The Rule of Thirds is perhaps the most well-known ‘rule’ of photographic composition.
The “Rule of Thirds” one of the first things that budding digital photographers learn about in classes on photography and rightly so as it is the basis for well balanced and interesting shots.
I will say right up front however that rules are meant to be broken and ignoring this one doesn’t mean your images are necessarily unbalanced or uninteresting. However a wise person once told me that if you intend to break a rule you should always learn it first to make sure your breaking of it is all the more effective!
What is the Rule of Thirds?
The basic principle behind the rule of thirds is to imagine breaking an image down into thirds (both horizontally and vertically) so that you have 9 parts. As follows.
As you’re taking an image you would have done this in your mind through your viewfinder or in the LCD display that you use to frame your shot.

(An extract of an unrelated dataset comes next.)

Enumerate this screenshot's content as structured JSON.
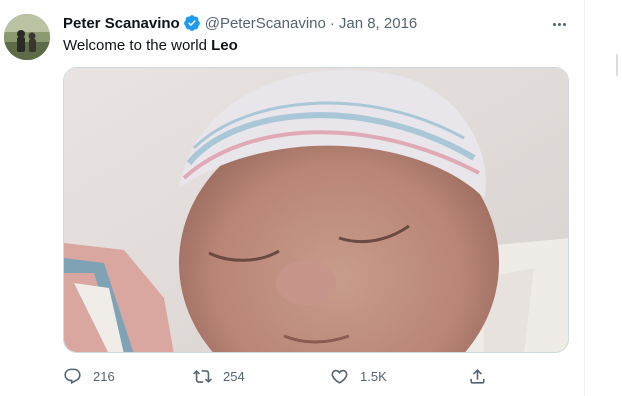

With this grid in mind the ‘rule of thirds’ now identifies four important parts of the image that you should consider placing points of interest in as you frame your image.
Not only this – but it also gives you four ‘lines’ that are also useful positions for elements in your photo.
The theory is that if you place points of interest in the intersections or along the lines that your photo becomes more balanced and will enable a viewer of the image to interact with it more naturally.
Studies have shown that when viewing images that people’s eyes usually go to one of the intersection points most naturally rather than the center of the shot – using the rule of thirds works with this natural way of viewing an image rather than working against it.
In addition to the above picture of the bee where the bee’s eye becomes the point of focus here are some of examples: